Our CEO, Kent Lawson, was (infamously!) at last week’s RSA security conference in San Francisco. He said that one of the more interesting presentations had to do with the differences among generations in regards to their online security. This presentation contained survey information from ZoneAlarm, an online security company.
Category: News & Features
Do you think WiFi hotspot hackers are mostly interested in stealing high-value confidential information like your Social Security number, your credit card data and your bank account information? Well, think again.
Cyber crooks are some of the most cunning people on the planet. When it comes to committing identity fraud, they’re always looking for new targets of opportunity – like your airline miles.
If the recent headlines regarding your vulnerability on the Internet haven’t convinced you to start using a VPN, the editorial...
Skimming is still a lucrative endeavor for thieves, as PayPal’s president found out the hard way. This unfortunate event reminds us that it doesn’t matter who you are, you can still be a target for the thieves.

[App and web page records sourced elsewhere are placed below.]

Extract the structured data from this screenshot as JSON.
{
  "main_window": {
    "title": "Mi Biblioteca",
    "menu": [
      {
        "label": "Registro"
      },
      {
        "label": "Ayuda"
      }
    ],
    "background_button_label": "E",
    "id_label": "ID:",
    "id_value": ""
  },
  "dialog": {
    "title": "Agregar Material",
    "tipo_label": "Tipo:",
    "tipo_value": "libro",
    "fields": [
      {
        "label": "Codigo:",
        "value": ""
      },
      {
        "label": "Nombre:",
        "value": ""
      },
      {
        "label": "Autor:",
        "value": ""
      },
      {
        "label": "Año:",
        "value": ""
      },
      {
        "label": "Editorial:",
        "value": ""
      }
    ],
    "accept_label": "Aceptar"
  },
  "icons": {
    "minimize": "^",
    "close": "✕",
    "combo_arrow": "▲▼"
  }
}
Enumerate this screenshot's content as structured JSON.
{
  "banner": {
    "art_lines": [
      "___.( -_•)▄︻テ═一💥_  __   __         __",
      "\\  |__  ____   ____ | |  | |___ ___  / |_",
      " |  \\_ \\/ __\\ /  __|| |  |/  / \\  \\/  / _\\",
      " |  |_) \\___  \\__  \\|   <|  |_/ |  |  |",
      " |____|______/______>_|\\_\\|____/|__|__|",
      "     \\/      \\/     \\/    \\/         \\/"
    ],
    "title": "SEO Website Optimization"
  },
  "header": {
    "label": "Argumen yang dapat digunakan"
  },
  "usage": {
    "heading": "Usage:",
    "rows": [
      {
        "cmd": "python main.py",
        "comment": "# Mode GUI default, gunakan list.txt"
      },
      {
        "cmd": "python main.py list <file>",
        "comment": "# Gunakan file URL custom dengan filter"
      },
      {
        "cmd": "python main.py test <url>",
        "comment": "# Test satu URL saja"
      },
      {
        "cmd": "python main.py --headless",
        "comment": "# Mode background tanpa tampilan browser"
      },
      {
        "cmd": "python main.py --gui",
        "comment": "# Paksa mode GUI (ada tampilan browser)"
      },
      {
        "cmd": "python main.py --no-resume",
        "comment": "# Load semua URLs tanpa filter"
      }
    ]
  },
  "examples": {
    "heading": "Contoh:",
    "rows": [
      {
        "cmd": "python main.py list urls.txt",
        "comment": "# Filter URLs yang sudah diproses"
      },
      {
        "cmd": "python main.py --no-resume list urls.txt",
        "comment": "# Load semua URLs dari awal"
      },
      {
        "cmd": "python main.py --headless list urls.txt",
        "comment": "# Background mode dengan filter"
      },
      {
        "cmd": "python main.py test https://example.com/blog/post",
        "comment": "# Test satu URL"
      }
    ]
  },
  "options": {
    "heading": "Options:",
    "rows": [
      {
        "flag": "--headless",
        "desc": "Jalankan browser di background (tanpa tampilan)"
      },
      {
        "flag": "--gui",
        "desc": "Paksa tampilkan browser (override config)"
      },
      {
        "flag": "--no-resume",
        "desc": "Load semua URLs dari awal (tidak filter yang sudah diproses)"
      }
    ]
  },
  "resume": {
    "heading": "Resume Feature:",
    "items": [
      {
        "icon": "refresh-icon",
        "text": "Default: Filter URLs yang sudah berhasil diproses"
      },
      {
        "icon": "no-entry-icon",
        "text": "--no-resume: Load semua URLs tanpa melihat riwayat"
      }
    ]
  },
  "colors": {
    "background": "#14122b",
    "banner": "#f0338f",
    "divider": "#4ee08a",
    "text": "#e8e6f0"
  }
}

Did you think that only Windows users had to worry about security issues? While Apple has usually been the more secure and reliably safe platform, recent news about a flaw in their security has changed that perception. According to a new report, Apple users have been susceptible to a man in the middle attack when using Safari (and other applications) on supposedly secure websites.
The New Republic, Ireland’s top technology website, spoke with Ronan Murphy, the CEO of Smarttech.ie, who detailed how many people are in the dark regarding the security risks they are exposed to when using public WiFi.
You never think you’ll be able to search online for the results of your last physical exam, but that’s exactly what happened to some innocent people in California.
When it comes to wireless security at the Winter Games in Sochi, you’re in a high risk environment. Cybercriminals routinely exploit high profile events that draw huge crowds. That’s why the U.S. government is warning travelers to the Olympics what they should expect – namely that none of their communications should be considered private.
It’s the latest in the wave of cyber attacks to hit American businesses.
Guests at some hotels managed by White Lodging Services Corporation – which include such brands as Marriott, Holiday Inn, and Sheraton – may have had their credit and debit card information stolen in a data breach that went on for most of 2013.
A new study shows that smartphone owners are significantly more protective over the content of their text messages and personal contact lists than personal location or ID number data. Why would they pay $4.05 per app to protect their contact lists but only $1.19 to protect their personal location?
Does this study indicate the potential for “full disclosure” of how apps use personal information, similar to the labeling of food contents in grocery stores? Perhaps this could be mutually beneficial to consumers and app developers, where a consumer with high value of privacy could buy a relatively expensive app that places a premium on protecting their personal information.
For better or worse, the Internet is a part of our everyday lives, but what exactly can be done to...
Consumers are mostly expected to take responsibility for their own data privacy. However, as anyone who has read a privacy...